8. Sales Taxes Are Regressive. Many Madison County families are low income or are living on fixed income. It is bad enough that inflation, food and gasoline prices are skyrocketing. It is worse when higher sales tax advocates brush aside the damage sales taxes do to the least among us. No tax increase hurts poor families more than does a sales tax.

9. “But we promise the sales tax money will be used for new schools!” Again, those who do not learn from history are doomed to repeat it . . . and that’s what pro-tax forces are banking on!

In the 1980s Huntsville voters passed a property tax referendum based on assurances by then-superintendent Mary Jane Caylor (and the school board) that the funds were earmarked for school construction. Yet, in the 1990s the school board diverted the property tax revenue to pay raises (thus contributing to current day maintenance and construction revenue shortfalls).

I will never forget the day Councilwoman Sandra Moon and I went before the school board and pleaded with it to not divert property taxes “earmarked” for capital improvements. We reminded the Board of its and the superintendent’s pledge. Our pleas fell on deaf ears. The Board then diverted construction money to pay raises.

Similarly, the Madison County Commission passed a sales tax in 1985 because it was “needed” for school construction . . . and that’s where it went until it was diverted to pay raises and more central office staffing.

Anyone who believes another higher sales tax will only be used for school construction needs simply has not paid attention to history.

10. Doesn’t BRAC dictate a need for higher taxes for new schools? No.

BRAC does not require tax increases. BRAC jobs bring higher income families that live in higher-priced homes that produce higher than average per-capita property, sales and income taxes! Higher-taxes paid per family means higher per student funding. Hence, over time, there should be plenty of money for new schools. We just need to be patient.
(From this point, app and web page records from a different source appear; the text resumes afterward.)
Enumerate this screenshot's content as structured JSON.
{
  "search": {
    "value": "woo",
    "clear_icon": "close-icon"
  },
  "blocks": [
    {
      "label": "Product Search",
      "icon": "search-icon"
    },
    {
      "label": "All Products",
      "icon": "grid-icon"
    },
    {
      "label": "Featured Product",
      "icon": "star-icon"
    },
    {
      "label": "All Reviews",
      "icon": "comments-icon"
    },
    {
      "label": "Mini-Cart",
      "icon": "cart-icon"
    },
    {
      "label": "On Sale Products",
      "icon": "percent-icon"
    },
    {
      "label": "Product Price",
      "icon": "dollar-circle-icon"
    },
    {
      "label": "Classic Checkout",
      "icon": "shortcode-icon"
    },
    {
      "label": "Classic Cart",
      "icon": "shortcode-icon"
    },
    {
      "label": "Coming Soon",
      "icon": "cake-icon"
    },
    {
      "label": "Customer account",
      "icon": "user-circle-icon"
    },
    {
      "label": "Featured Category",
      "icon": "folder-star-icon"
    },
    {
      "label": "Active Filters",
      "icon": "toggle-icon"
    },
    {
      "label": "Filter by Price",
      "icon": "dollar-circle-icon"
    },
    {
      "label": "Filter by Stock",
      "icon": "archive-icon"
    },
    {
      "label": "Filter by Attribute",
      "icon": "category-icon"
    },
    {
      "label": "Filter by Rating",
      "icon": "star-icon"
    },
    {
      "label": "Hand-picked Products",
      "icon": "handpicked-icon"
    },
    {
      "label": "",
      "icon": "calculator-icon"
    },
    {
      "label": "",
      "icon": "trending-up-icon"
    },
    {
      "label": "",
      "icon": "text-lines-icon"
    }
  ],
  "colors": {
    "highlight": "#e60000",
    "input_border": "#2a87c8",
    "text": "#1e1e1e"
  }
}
11. Tax increases Harm Families. Higher taxes undermine the family unit by forcibly taking from parents the money needed for health care, college tuition, and basic necessities such as food, shelter and clothing. The more taxes we take from families, the worse our standard of living, the more often both parents have to work to make ends meet (thus diminishing needed parental child care), the more dependent on the government families must become.
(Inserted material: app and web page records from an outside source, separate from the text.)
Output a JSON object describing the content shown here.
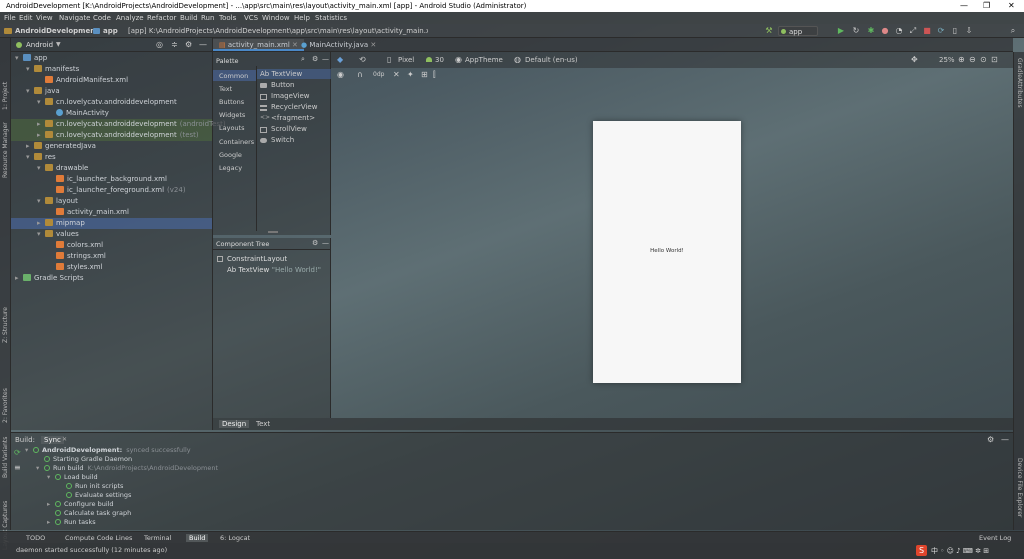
{
  "window": {
    "title": "AndroidDevelopment [K:\\AndroidProjects\\AndroidDevelopment] - ...\\app\\src\\main\\res\\layout\\activity_main.xml [app] - Android Studio (Administrator)"
  },
  "menu": [
    "File",
    "Edit",
    "View",
    "Navigate",
    "Code",
    "Analyze",
    "Refactor",
    "Build",
    "Run",
    "Tools",
    "VCS",
    "Window",
    "Help",
    "Statistics"
  ],
  "breadcrumb": {
    "project": "AndroidDevelopment",
    "module": "app",
    "path": "[app] K:\\AndroidProjects\\AndroidDevelopment\\app\\src\\main\\res\\layout\\activity_main.xml"
  },
  "run_config": "app",
  "project_view": {
    "mode": "Android",
    "tree": [
      {
        "label": "app",
        "level": 0
      },
      {
        "label": "manifests",
        "level": 1
      },
      {
        "label": "AndroidManifest.xml",
        "level": 2
      },
      {
        "label": "java",
        "level": 1
      },
      {
        "label": "cn.lovelycatv.androiddevelopment",
        "level": 2
      },
      {
        "label": "MainActivity",
        "level": 3
      },
      {
        "label": "cn.lovelycatv.androiddevelopment",
        "level": 2,
        "suffix": "(androidTest)"
      },
      {
        "label": "cn.lovelycatv.androiddevelopment",
        "level": 2,
        "suffix": "(test)"
      },
      {
        "label": "generatedJava",
        "level": 1
      },
      {
        "label": "res",
        "level": 1
      },
      {
        "label": "drawable",
        "level": 2
      },
      {
        "label": "ic_launcher_background.xml",
        "level": 3
      },
      {
        "label": "ic_launcher_foreground.xml",
        "level": 3,
        "suffix": "(v24)"
      },
      {
        "label": "layout",
        "level": 2
      },
      {
        "label": "activity_main.xml",
        "level": 3
      },
      {
        "label": "mipmap",
        "level": 2
      },
      {
        "label": "values",
        "level": 2
      },
      {
        "label": "colors.xml",
        "level": 3
      },
      {
        "label": "strings.xml",
        "level": 3
      },
      {
        "label": "styles.xml",
        "level": 3
      },
      {
        "label": "Gradle Scripts",
        "level": 0
      }
    ]
  },
  "editor_tabs": [
    "activity_main.xml",
    "MainActivity.java"
  ],
  "palette": {
    "title": "Palette",
    "categories": [
      "Common",
      "Text",
      "Buttons",
      "Widgets",
      "Layouts",
      "Containers",
      "Google",
      "Legacy"
    ],
    "items": [
      "Ab TextView",
      "Button",
      "ImageView",
      "RecyclerView",
      "<fragment>",
      "ScrollView",
      "Switch"
    ]
  },
  "component_tree": {
    "title": "Component Tree",
    "root": "ConstraintLayout",
    "child": "Ab TextView",
    "child_value": "- \"Hello World!\""
  },
  "design_toolbar": {
    "device": "Pixel",
    "api": "30",
    "theme": "AppTheme",
    "locale": "Default (en-us)",
    "zoom": "25%",
    "dp": "0dp"
  },
  "phone_text": "Hello World!",
  "design_tabs": [
    "Design",
    "Text"
  ],
  "build": {
    "tabs": [
      "Build:",
      "Sync"
    ],
    "rows": [
      {
        "label": "AndroidDevelopment:",
        "extra": "synced successfully",
        "level": 0
      },
      {
        "label": "Starting Gradle Daemon",
        "level": 1
      },
      {
        "label": "Run build",
        "extra": "K:\\AndroidProjects\\AndroidDevelopment",
        "level": 1
      },
      {
        "label": "Load build",
        "level": 2
      },
      {
        "label": "Run init scripts",
        "level": 3
      },
      {
        "label": "Evaluate settings",
        "level": 3
      },
      {
        "label": "Configure build",
        "level": 2
      },
      {
        "label": "Calculate task graph",
        "level": 2
      },
      {
        "label": "Run tasks",
        "level": 2
      }
    ]
  },
  "bottom_tabs": [
    "TODO",
    "Compute Code Lines",
    "Terminal",
    "Build",
    "6: Logcat"
  ],
  "event_log": "Event Log",
  "status": "daemon started successfully (12 minutes ago)",
  "side_tabs": {
    "left": [
      "1: Project",
      "Resource Manager",
      "Z: Structure",
      "2: Favorites",
      "Build Variants",
      "Layout Captures"
    ],
    "right": [
      "Gradle",
      "Attributes",
      "Device File Explorer"
    ]
  }
}
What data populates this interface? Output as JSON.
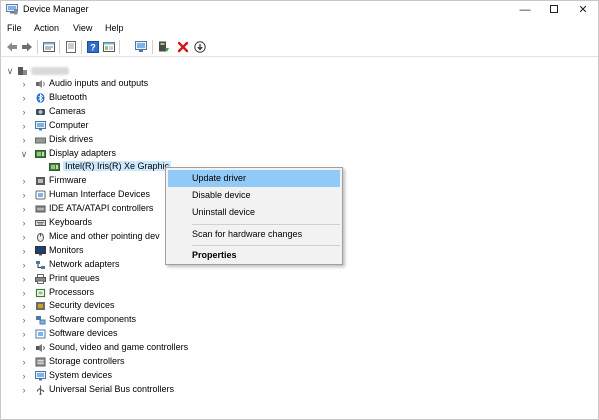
{
  "window": {
    "title": "Device Manager",
    "title_icon": "device-manager-icon"
  },
  "window_controls": {
    "minimize": "—",
    "close": "✕"
  },
  "menu": {
    "items": [
      "File",
      "Action",
      "View",
      "Help"
    ]
  },
  "toolbar": {
    "icons": [
      "back-arrow-icon",
      "forward-arrow-icon",
      "properties-icon",
      "show-hidden-icon",
      "help-icon",
      "action-view-icon",
      "scan-hardware-icon",
      "update-driver-icon",
      "uninstall-icon",
      "disable-icon"
    ]
  },
  "tree": {
    "root_expander": "∨",
    "items": [
      {
        "label": "Audio inputs and outputs",
        "icon": "speaker-icon",
        "expander": "›"
      },
      {
        "label": "Bluetooth",
        "icon": "bluetooth-icon",
        "expander": "›"
      },
      {
        "label": "Cameras",
        "icon": "camera-icon",
        "expander": "›"
      },
      {
        "label": "Computer",
        "icon": "computer-icon",
        "expander": "›"
      },
      {
        "label": "Disk drives",
        "icon": "disk-icon",
        "expander": "›"
      },
      {
        "label": "Display adapters",
        "icon": "display-adapter-icon",
        "expander": "∨"
      },
      {
        "label": "Intel(R) Iris(R) Xe Graphic",
        "icon": "display-adapter-icon",
        "expander": ""
      },
      {
        "label": "Firmware",
        "icon": "firmware-icon",
        "expander": "›"
      },
      {
        "label": "Human Interface Devices",
        "icon": "hid-icon",
        "expander": "›"
      },
      {
        "label": "IDE ATA/ATAPI controllers",
        "icon": "ide-icon",
        "expander": "›"
      },
      {
        "label": "Keyboards",
        "icon": "keyboard-icon",
        "expander": "›"
      },
      {
        "label": "Mice and other pointing dev",
        "icon": "mouse-icon",
        "expander": "›"
      },
      {
        "label": "Monitors",
        "icon": "monitor-icon",
        "expander": "›"
      },
      {
        "label": "Network adapters",
        "icon": "network-icon",
        "expander": "›"
      },
      {
        "label": "Print queues",
        "icon": "printer-icon",
        "expander": "›"
      },
      {
        "label": "Processors",
        "icon": "processor-icon",
        "expander": "›"
      },
      {
        "label": "Security devices",
        "icon": "security-icon",
        "expander": "›"
      },
      {
        "label": "Software components",
        "icon": "software-component-icon",
        "expander": "›"
      },
      {
        "label": "Software devices",
        "icon": "software-device-icon",
        "expander": "›"
      },
      {
        "label": "Sound, video and game controllers",
        "icon": "sound-icon",
        "expander": "›"
      },
      {
        "label": "Storage controllers",
        "icon": "storage-icon",
        "expander": "›"
      },
      {
        "label": "System devices",
        "icon": "system-icon",
        "expander": "›"
      },
      {
        "label": "Universal Serial Bus controllers",
        "icon": "usb-icon",
        "expander": "›"
      }
    ]
  },
  "context_menu": {
    "items": [
      "Update driver",
      "Disable device",
      "Uninstall device",
      "Scan for hardware changes",
      "Properties"
    ],
    "highlighted": "Update driver"
  },
  "colors": {
    "highlight": "#91c9f7",
    "selection": "#cce8ff",
    "menu_bg": "#f2f2f2"
  }
}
Mo Brooks: “Families and individuals are the best hope for solving society’s problems. Bigger government is not the solution (and is often the problem). Higher taxes weaken families. That hurts all of us.”

12. Tax Increases Harm Free Enterprise and Cost Us Jobs. Higher taxes undermine our free enterprise system by robbing people of the capital needed to expand businesses and compete, succeed and provide higher paying jobs for Alabamians. It is no accident that the Kennedy, Reagan, and Bush tax cuts were followed by economic expansion.

13. Tax Increases Harm Churches and Charities. Higher taxes undermine churches and charities by cutting citizens’ disposable incomes, thus making it increasingly difficult for people to tithe to churches and donate to charity. Less money for churches and charities mean less good done.

14. Tax Increases Contribute to Higher Divorce Rates. What is the #1 cause of marital stress and divorces? Money. What happens when government forcefully takes more of a family’s take-home pay? The family has less money to meet family needs and all too often the government has, once again, created more problems than it has solved. This time the problem is a higher divorce rate (which, of course, results in more poor children dependent on the government for support, which, of course, creates another demand for tax increases). It takes only one straw to finally break the camel’s back. Higher taxes are many straws.


I hope you found the above information thought-provoking and useful. As for me, it is enough to convince me that the negatives of a sales tax increase outweigh the positives. Hence, I have voted “No” as a Madison County Commissioner and intend to vote “No” to higher sales taxes on June 3.

Sincerely, Mo Brooks

Randy Hinshaw